**Supplied records**
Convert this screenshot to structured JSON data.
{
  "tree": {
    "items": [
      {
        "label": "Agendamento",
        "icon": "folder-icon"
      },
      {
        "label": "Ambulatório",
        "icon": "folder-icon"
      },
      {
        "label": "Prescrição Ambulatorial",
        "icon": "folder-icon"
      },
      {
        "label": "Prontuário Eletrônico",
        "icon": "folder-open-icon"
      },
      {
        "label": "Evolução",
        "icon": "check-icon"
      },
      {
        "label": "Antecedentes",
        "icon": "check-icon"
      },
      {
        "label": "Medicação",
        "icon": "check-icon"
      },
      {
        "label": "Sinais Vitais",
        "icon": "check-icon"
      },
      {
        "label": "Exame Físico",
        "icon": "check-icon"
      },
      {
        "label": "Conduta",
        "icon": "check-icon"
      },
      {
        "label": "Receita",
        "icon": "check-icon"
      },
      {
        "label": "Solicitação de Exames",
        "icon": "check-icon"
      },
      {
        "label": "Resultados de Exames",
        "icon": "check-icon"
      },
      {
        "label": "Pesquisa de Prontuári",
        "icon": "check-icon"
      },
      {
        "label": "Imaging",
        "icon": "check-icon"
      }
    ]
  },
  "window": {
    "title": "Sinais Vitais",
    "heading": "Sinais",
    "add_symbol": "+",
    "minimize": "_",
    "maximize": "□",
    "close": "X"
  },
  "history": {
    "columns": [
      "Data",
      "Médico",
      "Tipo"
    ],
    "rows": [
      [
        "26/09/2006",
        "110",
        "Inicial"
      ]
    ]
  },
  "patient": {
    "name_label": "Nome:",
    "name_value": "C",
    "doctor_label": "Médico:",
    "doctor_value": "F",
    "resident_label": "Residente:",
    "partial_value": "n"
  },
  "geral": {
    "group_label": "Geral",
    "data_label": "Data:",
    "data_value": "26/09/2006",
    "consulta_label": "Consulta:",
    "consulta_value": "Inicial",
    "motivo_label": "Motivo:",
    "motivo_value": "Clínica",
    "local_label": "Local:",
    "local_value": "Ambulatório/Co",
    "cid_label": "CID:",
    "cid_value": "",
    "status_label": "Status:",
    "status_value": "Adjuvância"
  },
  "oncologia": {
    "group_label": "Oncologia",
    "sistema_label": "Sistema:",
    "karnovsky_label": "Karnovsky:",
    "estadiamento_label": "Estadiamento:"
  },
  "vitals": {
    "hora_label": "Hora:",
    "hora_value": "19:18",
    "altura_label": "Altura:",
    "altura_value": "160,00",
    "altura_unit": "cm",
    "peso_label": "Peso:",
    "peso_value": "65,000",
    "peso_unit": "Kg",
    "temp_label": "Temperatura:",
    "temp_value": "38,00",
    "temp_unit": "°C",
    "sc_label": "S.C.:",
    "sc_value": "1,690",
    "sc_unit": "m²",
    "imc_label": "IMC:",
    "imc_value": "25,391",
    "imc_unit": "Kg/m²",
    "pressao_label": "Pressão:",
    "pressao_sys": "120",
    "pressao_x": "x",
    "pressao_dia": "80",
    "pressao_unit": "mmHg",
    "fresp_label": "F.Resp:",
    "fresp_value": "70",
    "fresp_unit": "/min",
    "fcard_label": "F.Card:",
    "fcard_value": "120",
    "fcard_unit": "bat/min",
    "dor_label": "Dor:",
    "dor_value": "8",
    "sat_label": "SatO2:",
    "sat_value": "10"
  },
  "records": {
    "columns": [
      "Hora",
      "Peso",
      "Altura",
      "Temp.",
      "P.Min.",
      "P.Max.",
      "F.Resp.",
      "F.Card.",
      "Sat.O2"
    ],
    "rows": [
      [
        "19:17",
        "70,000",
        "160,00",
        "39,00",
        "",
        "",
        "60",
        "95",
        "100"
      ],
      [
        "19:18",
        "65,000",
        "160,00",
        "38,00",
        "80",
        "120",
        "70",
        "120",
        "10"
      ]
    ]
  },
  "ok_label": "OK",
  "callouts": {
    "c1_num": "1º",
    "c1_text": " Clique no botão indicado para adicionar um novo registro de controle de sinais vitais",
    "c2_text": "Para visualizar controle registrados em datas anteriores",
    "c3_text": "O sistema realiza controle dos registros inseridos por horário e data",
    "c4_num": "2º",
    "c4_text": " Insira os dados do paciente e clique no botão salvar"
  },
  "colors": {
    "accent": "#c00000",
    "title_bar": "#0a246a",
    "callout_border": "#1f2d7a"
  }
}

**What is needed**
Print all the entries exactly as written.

**Your response**
Convert this screenshot to structured JSON data.
{
  "tree": {
    "items": [
      {
        "label": "Agendamento",
        "icon": "folder-icon"
      },
      {
        "label": "Ambulatório",
        "icon": "folder-icon"
      },
      {
        "label": "Prescrição Ambulatorial",
        "icon": "folder-icon"
      },
      {
        "label": "Prontuário Eletrônico",
        "icon": "folder-open-icon"
      },
      {
        "label": "Evolução",
        "icon": "check-icon"
      },
      {
        "label": "Antecedentes",
        "icon": "check-icon"
      },
      {
        "label": "Medicação",
        "icon": "check-icon"
      },
      {
        "label": "Sinais Vitais",
        "icon": "check-icon"
      },
      {
        "label": "Exame Físico",
        "icon": "check-icon"
      },
      {
        "label": "Conduta",
        "icon": "check-icon"
      },
      {
        "label": "Receita",
        "icon": "check-icon"
      },
      {
        "label": "Solicitação de Exames",
        "icon": "check-icon"
      },
      {
        "label": "Resultados de Exames",
        "icon": "check-icon"
      },
      {
        "label": "Pesquisa de Prontuári",
        "icon": "check-icon"
      },
      {
        "label": "Imaging",
        "icon": "check-icon"
      }
    ]
  },
  "window": {
    "title": "Sinais Vitais",
    "heading": "Sinais",
    "add_symbol": "+",
    "minimize": "_",
    "maximize": "□",
    "close": "X"
  },
  "history": {
    "columns": [
      "Data",
      "Médico",
      "Tipo"
    ],
    "rows": [
      [
        "26/09/2006",
        "110",
        "Inicial"
      ]
    ]
  },
  "patient": {
    "name_label": "Nome:",
    "name_value": "C",
    "doctor_label": "Médico:",
    "doctor_value": "F",
    "resident_label": "Residente:",
    "partial_value": "n"
  },
  "geral": {
    "group_label": "Geral",
    "data_label": "Data:",
    "data_value": "26/09/2006",
    "consulta_label": "Consulta:",
    "consulta_value": "Inicial",
    "motivo_label": "Motivo:",
    "motivo_value": "Clínica",
    "local_label": "Local:",
    "local_value": "Ambulatório/Co",
    "cid_label": "CID:",
    "cid_value": "",
    "status_label": "Status:",
    "status_value": "Adjuvância"
  },
  "oncologia": {
    "group_label": "Oncologia",
    "sistema_label": "Sistema:",
    "karnovsky_label": "Karnovsky:",
    "estadiamento_label": "Estadiamento:"
  },
  "vitals": {
    "hora_label": "Hora:",
    "hora_value": "19:18",
    "altura_label": "Altura:",
    "altura_value": "160,00",
    "altura_unit": "cm",
    "peso_label": "Peso:",
    "peso_value": "65,000",
    "peso_unit": "Kg",
    "temp_label": "Temperatura:",
    "temp_value": "38,00",
    "temp_unit": "°C",
    "sc_label": "S.C.:",
    "sc_value": "1,690",
    "sc_unit": "m²",
    "imc_label": "IMC:",
    "imc_value": "25,391",
    "imc_unit": "Kg/m²",
    "pressao_label": "Pressão:",
    "pressao_sys": "120",
    "pressao_x": "x",
    "pressao_dia": "80",
    "pressao_unit": "mmHg",
    "fresp_label": "F.Resp:",
    "fresp_value": "70",
    "fresp_unit": "/min",
    "fcard_label": "F.Card:",
    "fcard_value": "120",
    "fcard_unit": "bat/min",
    "dor_label": "Dor:",
    "dor_value": "8",
    "sat_label": "SatO2:",
    "sat_value": "10"
  },
  "records": {
    "columns": [
      "Hora",
      "Peso",
      "Altura",
      "Temp.",
      "P.Min.",
      "P.Max.",
      "F.Resp.",
      "F.Card.",
      "Sat.O2"
    ],
    "rows": [
      [
        "19:17",
        "70,000",
        "160,00",
        "39,00",
        "",
        "",
        "60",
        "95",
        "100"
      ],
      [
        "19:18",
        "65,000",
        "160,00",
        "38,00",
        "80",
        "120",
        "70",
        "120",
        "10"
      ]
    ]
  },
  "ok_label": "OK",
  "callouts": {
    "c1_num": "1º",
    "c1_text": " Clique no botão indicado para adicionar um novo registro de controle de sinais vitais",
    "c2_text": "Para visualizar controle registrados em datas anteriores",
    "c3_text": "O sistema realiza controle dos registros inseridos por horário e data",
    "c4_num": "2º",
    "c4_text": " Insira os dados do paciente e clique no botão salvar"
  },
  "colors": {
    "accent": "#c00000",
    "title_bar": "#0a246a",
    "callout_border": "#1f2d7a"
  }
}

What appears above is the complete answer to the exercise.